Why do Jews wear kippot? For men, the habit of covering their heads—when studying, eating, and praying, or else all the time, depending on their level of observance—is such a basic feature of Judaism that it seems like it must go back to the very beginning of the faith. Yet the fact is that covering one’s head is not mentioned at all in the Bible. The custom originates much later, in the Talmud, and even there it is not actually a law. It was in this week’s Daf Yomi reading, in Kiddushin 31a, that the origin of the kippa appeared: “Rav Huna, son of Rav Yehoshua, would not walk four cubits with an uncovered head. He said: The Divine Presence is above my head.” For Rav Huna, always keeping his head covered appears to have been an act of exceptional piety, or else the Talmud wouldn’t bother recording it. But it eventually became standard, and now Jews follow Rav Huna’s example.The column title and my title above reflect the content of the rest of the column.

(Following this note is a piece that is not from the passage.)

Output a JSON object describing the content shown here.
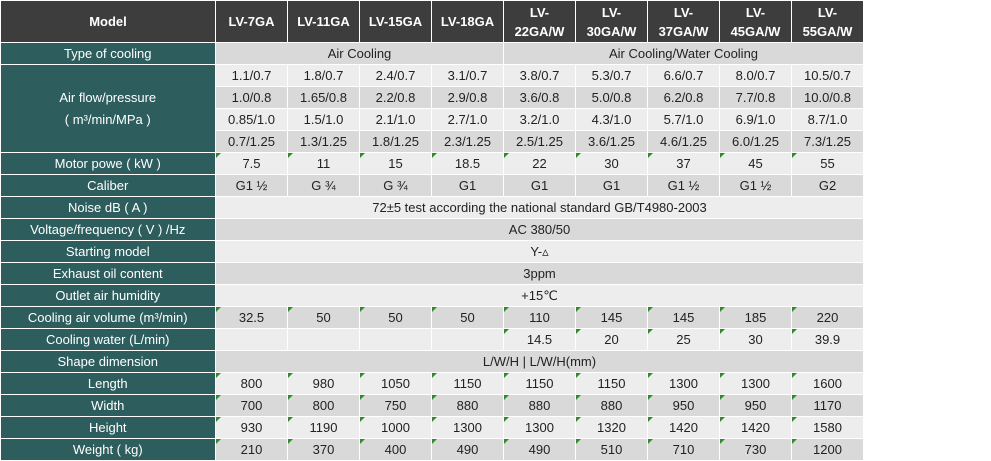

Earlier Daf Yomi columns are noted here (cf. here) and links.